Abundance Fantasies: Cockaigne

May 23, 2013 By arne hendriks 1

“And still I’ve more to tell of it; The geese when roasted on the spit Fly to the abbey (believe it or not) And cry out ‘Geese, all hot, all hot!’ With garlic in great quantity, The best-dressed geese a man could see. The larks are known to do the same- Land in your mouth, well-cooked and tame, Freshly stewed and nicely done, Sprinkled with cloves and cinnamon.”

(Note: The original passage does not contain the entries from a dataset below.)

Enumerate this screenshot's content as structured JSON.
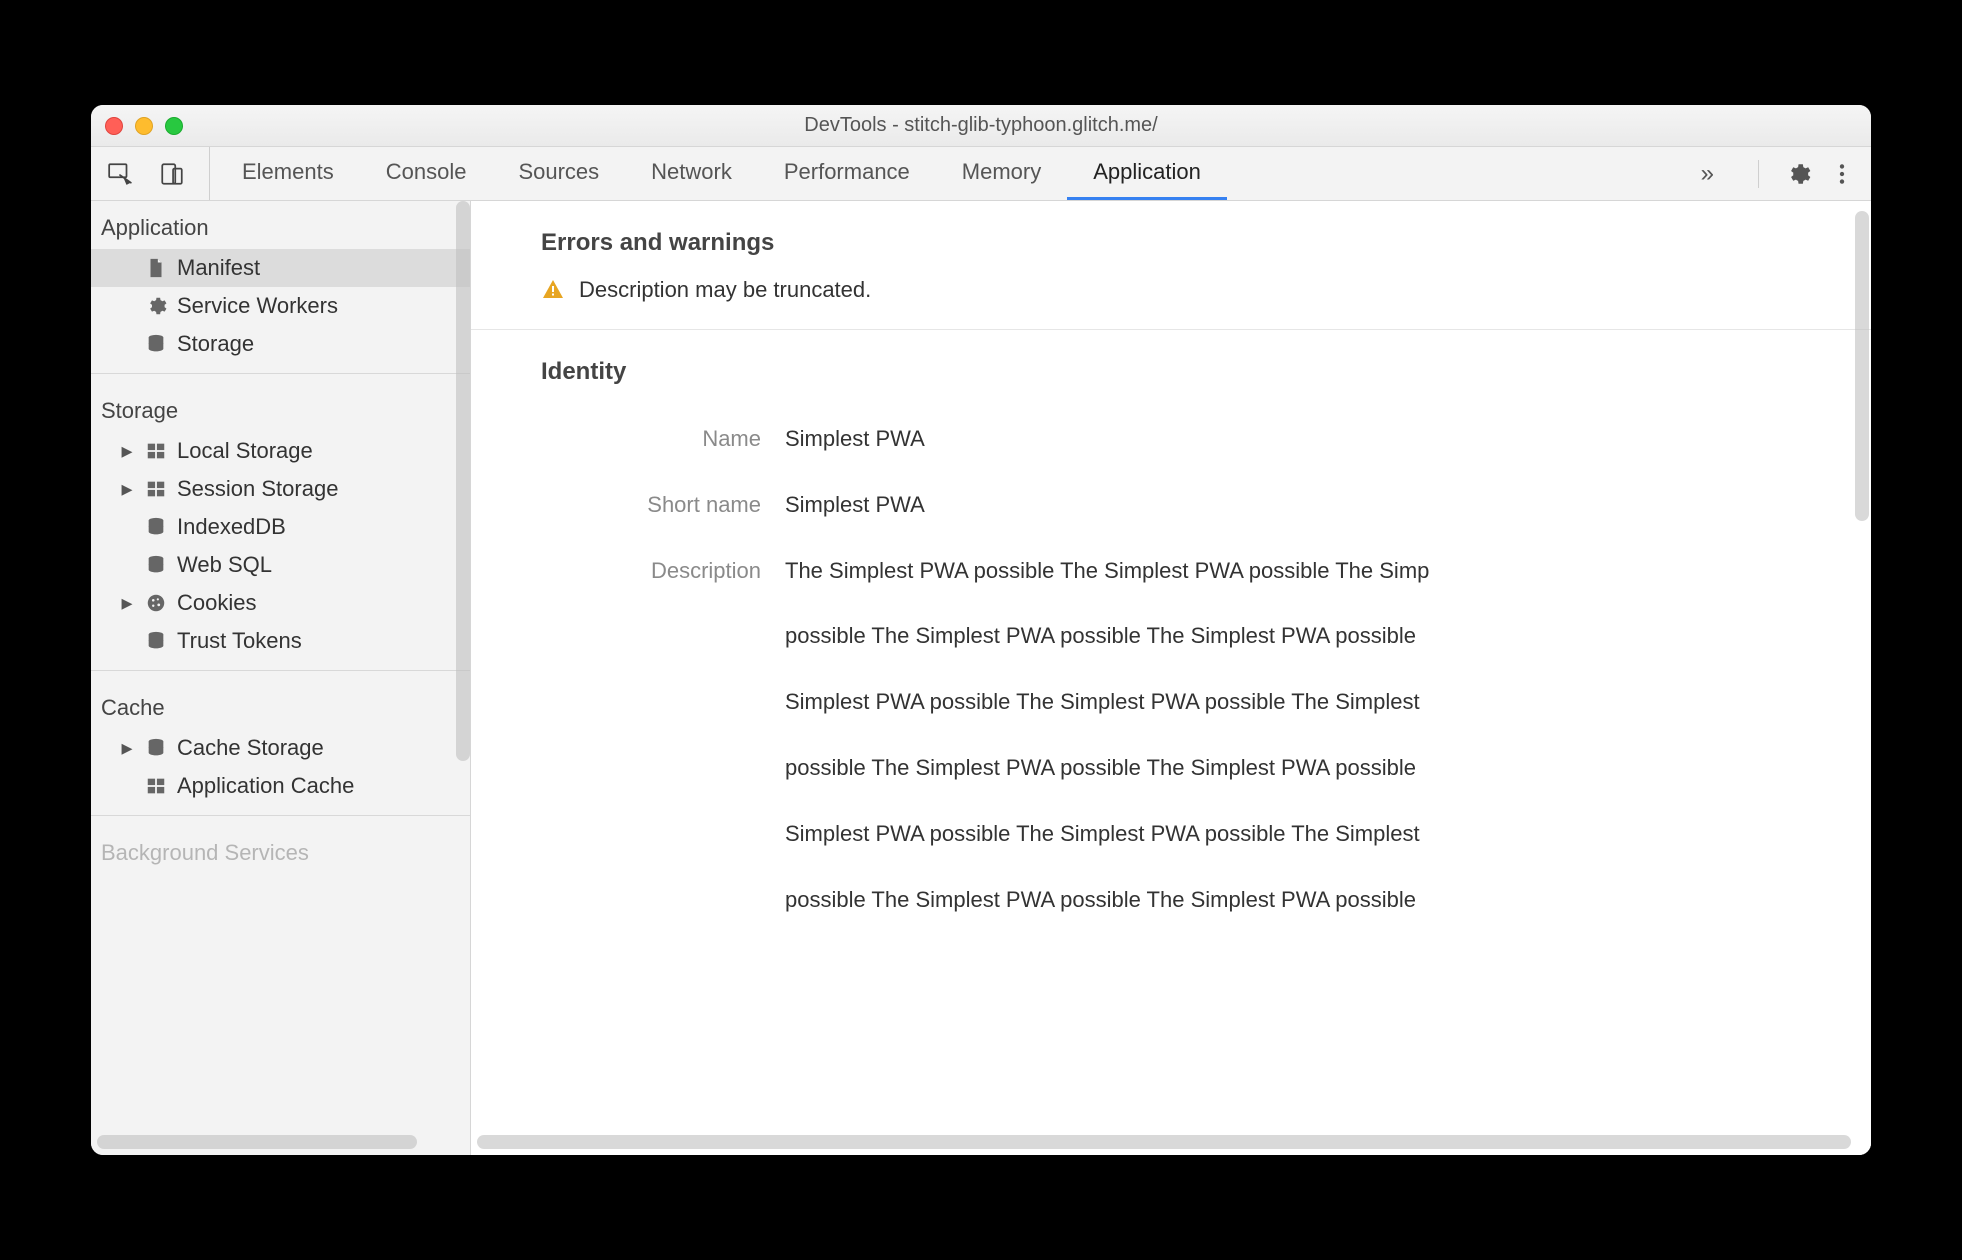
{
  "window": {
    "title": "DevTools - stitch-glib-typhoon.glitch.me/"
  },
  "toolbar": {
    "tabs": [
      {
        "label": "Elements",
        "active": false
      },
      {
        "label": "Console",
        "active": false
      },
      {
        "label": "Sources",
        "active": false
      },
      {
        "label": "Network",
        "active": false
      },
      {
        "label": "Performance",
        "active": false
      },
      {
        "label": "Memory",
        "active": false
      },
      {
        "label": "Application",
        "active": true
      }
    ],
    "overflow_icon": "»"
  },
  "sidebar": {
    "groups": [
      {
        "title": "Application",
        "items": [
          {
            "label": "Manifest",
            "icon": "file-icon",
            "selected": true,
            "caret": false
          },
          {
            "label": "Service Workers",
            "icon": "gear-icon",
            "selected": false,
            "caret": false
          },
          {
            "label": "Storage",
            "icon": "db-icon",
            "selected": false,
            "caret": false
          }
        ]
      },
      {
        "title": "Storage",
        "items": [
          {
            "label": "Local Storage",
            "icon": "grid-icon",
            "selected": false,
            "caret": true
          },
          {
            "label": "Session Storage",
            "icon": "grid-icon",
            "selected": false,
            "caret": true
          },
          {
            "label": "IndexedDB",
            "icon": "db-icon",
            "selected": false,
            "caret": false
          },
          {
            "label": "Web SQL",
            "icon": "db-icon",
            "selected": false,
            "caret": false
          },
          {
            "label": "Cookies",
            "icon": "cookie-icon",
            "selected": false,
            "caret": true
          },
          {
            "label": "Trust Tokens",
            "icon": "db-icon",
            "selected": false,
            "caret": false
          }
        ]
      },
      {
        "title": "Cache",
        "items": [
          {
            "label": "Cache Storage",
            "icon": "db-icon",
            "selected": false,
            "caret": true
          },
          {
            "label": "Application Cache",
            "icon": "grid-icon",
            "selected": false,
            "caret": false
          }
        ]
      },
      {
        "title": "Background Services",
        "items": []
      }
    ]
  },
  "content": {
    "errors": {
      "heading": "Errors and warnings",
      "items": [
        {
          "type": "warning",
          "text": "Description may be truncated."
        }
      ]
    },
    "identity": {
      "heading": "Identity",
      "name_label": "Name",
      "name_value": "Simplest PWA",
      "short_name_label": "Short name",
      "short_name_value": "Simplest PWA",
      "description_label": "Description",
      "description_lines": [
        "The Simplest PWA possible The Simplest PWA possible The Simp",
        "possible The Simplest PWA possible The Simplest PWA possible ",
        "Simplest PWA possible The Simplest PWA possible The Simplest",
        "possible The Simplest PWA possible The Simplest PWA possible ",
        "Simplest PWA possible The Simplest PWA possible The Simplest",
        "possible The Simplest PWA possible The Simplest PWA possible"
      ]
    }
  },
  "colors": {
    "accent": "#3681f1",
    "warning": "#e7a522"
  }
}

The Abundance Fantasies collects stories, symbols and rituals of abundance because perhaps one day soon we must choose between our desire for abundance and the equally strong desire to be tall. We can’t have both. Because we’re so tall (and so many) we simply consume more than the earth can support. In many ways we’ve already entered into scarcity, even if we don’t know it yet. And mostly it’s scarcity that inspires fantasies of abundance, like in the medieval trope of Cockaigne. The Poem The Land of Cockaigne denotes a mythical land of plenty, an imaginary place where the harshness of medieval peasant life does not exist. All the restrictions of society are defied and food is plentiful. Roasted pigs wander about with knives in their backs for easy carving, grilled cheeses fly directly into ones mouth, wine flows from fountains and cooked fish jump from the water onto your plate. Portrayed in legend, oral history, and art, this imaginary land became the most pervasive collective dream of medieval time- an earthly paradise. It served to counter the suffering and frustration of daily existence and to allay anxieties about an increasingly elusive heavenly paradise. Cockaigne reveals our deep collective desire for abundance. What remains to be seen is if this desire is stronger than our obsession with being tall. If so, perhaps we’re willing to shrink towards the abundant life of our fantasies.